Scientists have not found the cause of the defective IgA immunoglobulin in patients who suffer from IgA Nephropathy. It is likely to have both genetic and environmental components. IgA occurs mostly in Caucasian and Asians. It is uncommon in those of African decent. IgA is twice as common in males and although it can affect any age group, it is usually diagnosed in early and middle aged adults. In some cases, renal diseases have been found to run in families, indicating the heavy possibility of a genetic component.
How is IgA Nephropathy Treated?
There’s no known cure for IgA nephropathy and no definitive way of knowing what direction the disease will take. Some people experience complete remission, others live normal lives with low amounts blood or protein in their urine, while some patients progress to renal failure.
Some patients do not require active treatment, but only require clinical monitoring to insure the disease doesn’t progress into major renal issues. Other patients need an active treatment path with medication therapy can slow the progress of the disease and help manage symptoms such as high blood pressure, protein in the urine, and swelling.
It is important to see a kidney specialist on a regular basis to monitor kidney function, degree of proteinuria, cholesterol and blood pressure. Many different types of immunosuppressants, or drugs that suppress the immune system, including steroids, can also be considered.
If remission is not obtained, it is important for patients to remain on medication treatments that reduces the amount of protein in the urine. These medications are called ACE-inhibitors (angiotensin converting enzyme inhibitors) and ARBs (angiotensin II receptor blockers).
Your nephrologist may also recommend:
- Diuretics to help eliminate excess fluids in the body
- A low sodium diet help to control edema
- Anticoagulants can help to prevent blood clots
- Immunosuppressive treatments can help prevent the body’s immune system reaction. This can lower the body’s attack on the glomeruli.
- Blood Pressure medications, such as ACE inhibitors or angiotensin receptor blockers (ARBs), to lower high blood pressure
- Statin therapy to help lower the cholesterol level
- Maintaining a healthy diet: Correct amounts of protein and fluid intake according to your nephrologist’s recommendations. A healthy diet consists of low salt with emphasis on fruits and vegetables, low in saturated fat and cholesterol.
- Omega-3 fatty acids, often found in fish oil supplements or vitamins, can aid in reducing renal inflammation without some of the side effects of traditional drug therapies. Check with a doctor, and never stop taking other anti-inflammatories without a doctor’s permission.
- Not smoking

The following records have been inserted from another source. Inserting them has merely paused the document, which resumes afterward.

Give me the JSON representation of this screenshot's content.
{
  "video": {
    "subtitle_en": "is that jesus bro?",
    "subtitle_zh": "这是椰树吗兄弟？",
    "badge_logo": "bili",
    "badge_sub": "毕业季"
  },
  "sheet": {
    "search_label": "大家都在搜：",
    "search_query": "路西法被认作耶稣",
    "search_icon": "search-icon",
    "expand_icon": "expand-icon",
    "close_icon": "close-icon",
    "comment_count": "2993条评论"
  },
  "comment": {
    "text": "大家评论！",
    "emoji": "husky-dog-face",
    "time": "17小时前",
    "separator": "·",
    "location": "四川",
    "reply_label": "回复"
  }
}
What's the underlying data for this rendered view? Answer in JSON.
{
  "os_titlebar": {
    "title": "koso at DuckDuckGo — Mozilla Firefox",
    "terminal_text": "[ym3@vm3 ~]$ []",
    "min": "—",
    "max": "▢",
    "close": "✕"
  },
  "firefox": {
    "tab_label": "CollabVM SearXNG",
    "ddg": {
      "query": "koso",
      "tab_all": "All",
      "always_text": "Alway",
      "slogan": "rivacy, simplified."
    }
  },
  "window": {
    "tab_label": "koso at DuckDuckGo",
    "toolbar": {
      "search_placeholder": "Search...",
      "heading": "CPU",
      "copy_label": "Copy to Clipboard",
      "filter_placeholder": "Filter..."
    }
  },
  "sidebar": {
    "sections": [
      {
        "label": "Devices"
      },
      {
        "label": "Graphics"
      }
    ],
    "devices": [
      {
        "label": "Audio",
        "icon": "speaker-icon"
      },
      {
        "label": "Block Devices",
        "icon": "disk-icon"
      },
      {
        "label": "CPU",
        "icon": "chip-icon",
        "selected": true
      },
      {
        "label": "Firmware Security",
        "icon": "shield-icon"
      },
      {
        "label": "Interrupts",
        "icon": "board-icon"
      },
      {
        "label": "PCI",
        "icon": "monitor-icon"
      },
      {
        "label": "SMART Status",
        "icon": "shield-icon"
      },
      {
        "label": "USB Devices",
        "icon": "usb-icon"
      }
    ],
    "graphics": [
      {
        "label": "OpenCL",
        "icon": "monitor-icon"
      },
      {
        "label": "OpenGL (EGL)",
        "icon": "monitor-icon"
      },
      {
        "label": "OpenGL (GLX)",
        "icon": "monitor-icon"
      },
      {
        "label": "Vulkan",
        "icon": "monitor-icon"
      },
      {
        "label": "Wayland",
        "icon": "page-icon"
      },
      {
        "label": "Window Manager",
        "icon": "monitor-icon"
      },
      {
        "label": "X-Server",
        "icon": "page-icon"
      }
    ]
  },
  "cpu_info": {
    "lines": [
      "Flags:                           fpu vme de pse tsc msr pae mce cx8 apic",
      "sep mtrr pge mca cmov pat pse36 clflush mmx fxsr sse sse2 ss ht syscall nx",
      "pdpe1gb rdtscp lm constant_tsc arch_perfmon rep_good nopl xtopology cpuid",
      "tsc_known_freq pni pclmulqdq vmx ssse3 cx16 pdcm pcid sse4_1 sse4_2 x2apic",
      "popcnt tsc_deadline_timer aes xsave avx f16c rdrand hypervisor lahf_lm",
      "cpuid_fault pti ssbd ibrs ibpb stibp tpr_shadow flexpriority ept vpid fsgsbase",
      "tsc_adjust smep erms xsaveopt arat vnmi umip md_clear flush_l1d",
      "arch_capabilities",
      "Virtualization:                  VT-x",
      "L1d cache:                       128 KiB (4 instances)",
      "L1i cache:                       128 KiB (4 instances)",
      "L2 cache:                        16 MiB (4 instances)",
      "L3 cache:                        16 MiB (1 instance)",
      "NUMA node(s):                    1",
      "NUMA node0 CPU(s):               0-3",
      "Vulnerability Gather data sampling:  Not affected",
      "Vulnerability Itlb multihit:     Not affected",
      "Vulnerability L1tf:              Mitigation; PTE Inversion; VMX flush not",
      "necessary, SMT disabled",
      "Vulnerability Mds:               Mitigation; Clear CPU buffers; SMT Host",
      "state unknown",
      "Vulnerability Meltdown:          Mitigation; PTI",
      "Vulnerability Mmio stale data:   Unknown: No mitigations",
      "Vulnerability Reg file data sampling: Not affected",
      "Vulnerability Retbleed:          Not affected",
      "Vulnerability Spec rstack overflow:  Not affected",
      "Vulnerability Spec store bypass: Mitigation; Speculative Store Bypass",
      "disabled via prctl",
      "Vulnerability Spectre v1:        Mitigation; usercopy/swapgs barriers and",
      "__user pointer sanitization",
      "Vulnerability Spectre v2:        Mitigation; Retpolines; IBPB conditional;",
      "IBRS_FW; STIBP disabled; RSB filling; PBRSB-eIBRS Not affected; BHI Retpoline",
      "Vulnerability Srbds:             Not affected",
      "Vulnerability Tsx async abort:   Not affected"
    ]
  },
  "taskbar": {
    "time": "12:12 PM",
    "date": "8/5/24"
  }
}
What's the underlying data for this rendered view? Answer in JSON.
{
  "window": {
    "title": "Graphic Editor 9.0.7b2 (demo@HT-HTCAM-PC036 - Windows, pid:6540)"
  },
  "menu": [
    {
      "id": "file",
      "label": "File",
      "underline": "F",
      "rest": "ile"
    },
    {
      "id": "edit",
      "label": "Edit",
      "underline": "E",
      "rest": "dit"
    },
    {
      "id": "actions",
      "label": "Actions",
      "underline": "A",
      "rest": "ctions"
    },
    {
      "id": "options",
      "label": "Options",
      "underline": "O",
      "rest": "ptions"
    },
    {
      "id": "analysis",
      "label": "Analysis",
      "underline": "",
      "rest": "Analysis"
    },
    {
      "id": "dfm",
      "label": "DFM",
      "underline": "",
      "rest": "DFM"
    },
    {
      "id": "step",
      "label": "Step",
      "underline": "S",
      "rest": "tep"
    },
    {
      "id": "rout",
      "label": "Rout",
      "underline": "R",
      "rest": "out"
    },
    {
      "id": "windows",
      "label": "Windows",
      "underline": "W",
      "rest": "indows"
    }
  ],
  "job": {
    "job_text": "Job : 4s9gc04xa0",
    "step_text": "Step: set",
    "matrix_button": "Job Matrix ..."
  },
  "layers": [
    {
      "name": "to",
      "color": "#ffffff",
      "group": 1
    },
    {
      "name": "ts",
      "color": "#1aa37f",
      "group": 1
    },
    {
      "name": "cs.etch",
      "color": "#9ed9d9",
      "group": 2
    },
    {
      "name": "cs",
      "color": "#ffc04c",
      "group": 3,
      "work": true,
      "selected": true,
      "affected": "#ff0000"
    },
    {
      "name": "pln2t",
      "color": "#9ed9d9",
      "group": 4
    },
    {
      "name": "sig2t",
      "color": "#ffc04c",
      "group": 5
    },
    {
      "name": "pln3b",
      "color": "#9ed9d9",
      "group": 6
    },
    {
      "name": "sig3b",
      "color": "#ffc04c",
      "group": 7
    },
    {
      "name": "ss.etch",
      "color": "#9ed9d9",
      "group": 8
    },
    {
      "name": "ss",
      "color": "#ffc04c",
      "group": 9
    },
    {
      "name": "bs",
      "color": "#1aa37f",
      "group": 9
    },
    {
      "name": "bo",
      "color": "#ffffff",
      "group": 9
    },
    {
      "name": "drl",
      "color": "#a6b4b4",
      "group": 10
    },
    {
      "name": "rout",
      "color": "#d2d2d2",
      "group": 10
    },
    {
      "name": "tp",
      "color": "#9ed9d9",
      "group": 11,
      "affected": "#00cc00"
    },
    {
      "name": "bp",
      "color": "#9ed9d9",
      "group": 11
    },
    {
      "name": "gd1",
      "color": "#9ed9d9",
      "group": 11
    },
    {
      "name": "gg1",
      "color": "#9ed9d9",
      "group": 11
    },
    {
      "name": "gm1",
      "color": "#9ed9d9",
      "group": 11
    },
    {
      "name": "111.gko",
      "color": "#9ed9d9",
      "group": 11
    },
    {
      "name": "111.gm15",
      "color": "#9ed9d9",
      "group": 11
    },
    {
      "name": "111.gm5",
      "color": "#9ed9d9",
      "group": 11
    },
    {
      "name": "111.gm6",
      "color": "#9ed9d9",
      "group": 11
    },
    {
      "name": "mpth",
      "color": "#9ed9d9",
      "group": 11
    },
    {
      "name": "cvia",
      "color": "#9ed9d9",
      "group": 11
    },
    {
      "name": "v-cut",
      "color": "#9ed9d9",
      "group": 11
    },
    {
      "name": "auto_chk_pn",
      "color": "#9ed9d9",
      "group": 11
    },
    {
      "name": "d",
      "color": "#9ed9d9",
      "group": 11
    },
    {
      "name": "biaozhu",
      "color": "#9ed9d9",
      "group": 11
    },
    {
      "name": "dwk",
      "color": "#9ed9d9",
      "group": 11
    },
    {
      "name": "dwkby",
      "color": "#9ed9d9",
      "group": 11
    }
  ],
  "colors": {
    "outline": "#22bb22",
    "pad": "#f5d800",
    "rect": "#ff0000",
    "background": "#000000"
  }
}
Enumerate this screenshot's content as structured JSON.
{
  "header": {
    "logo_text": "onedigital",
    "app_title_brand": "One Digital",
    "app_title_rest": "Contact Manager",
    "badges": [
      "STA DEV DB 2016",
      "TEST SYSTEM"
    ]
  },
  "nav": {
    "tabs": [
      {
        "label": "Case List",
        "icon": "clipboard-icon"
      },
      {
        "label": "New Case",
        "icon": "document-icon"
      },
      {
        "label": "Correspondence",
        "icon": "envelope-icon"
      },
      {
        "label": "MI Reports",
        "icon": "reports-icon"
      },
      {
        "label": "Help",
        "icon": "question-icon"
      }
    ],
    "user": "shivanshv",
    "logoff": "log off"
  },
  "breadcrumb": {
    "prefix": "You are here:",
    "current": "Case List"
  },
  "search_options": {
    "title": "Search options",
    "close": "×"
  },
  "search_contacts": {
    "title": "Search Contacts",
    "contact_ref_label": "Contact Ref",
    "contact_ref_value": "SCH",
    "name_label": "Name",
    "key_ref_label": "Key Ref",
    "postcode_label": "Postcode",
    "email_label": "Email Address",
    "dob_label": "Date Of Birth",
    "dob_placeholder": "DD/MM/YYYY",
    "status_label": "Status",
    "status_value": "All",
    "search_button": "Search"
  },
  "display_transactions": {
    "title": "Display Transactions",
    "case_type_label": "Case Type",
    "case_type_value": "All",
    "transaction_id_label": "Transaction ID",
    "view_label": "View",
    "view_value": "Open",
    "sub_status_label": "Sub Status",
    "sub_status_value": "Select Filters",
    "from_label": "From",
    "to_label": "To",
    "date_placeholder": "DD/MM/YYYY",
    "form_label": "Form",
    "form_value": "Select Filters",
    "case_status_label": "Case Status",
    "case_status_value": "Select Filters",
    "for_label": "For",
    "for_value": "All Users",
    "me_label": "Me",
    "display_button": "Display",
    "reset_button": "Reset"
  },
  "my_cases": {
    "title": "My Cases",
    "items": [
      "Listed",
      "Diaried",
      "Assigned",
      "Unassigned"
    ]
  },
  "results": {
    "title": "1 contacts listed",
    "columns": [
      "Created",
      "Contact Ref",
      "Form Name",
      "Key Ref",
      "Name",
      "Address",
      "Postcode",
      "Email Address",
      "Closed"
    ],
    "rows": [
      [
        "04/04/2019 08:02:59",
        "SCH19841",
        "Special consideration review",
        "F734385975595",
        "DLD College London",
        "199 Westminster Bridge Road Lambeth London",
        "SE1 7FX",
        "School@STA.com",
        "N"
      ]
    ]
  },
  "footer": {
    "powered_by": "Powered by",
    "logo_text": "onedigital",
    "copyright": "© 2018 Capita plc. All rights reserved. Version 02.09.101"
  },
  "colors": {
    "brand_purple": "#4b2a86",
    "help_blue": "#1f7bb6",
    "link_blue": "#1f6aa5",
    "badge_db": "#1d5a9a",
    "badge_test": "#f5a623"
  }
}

Since there is no true cure for IgA Nephropathy, these treatments and therapy options are all aimed at reducing the symptoms of renal disease and to avoid the progression of the disease to the point of kidney failure or the need of a kidney transplant.
Click here for specific information about each treatment option.
The ultimate goal with treatment is to avoid progression into end stage renal disease, the need for dialysis or kidney transplantation.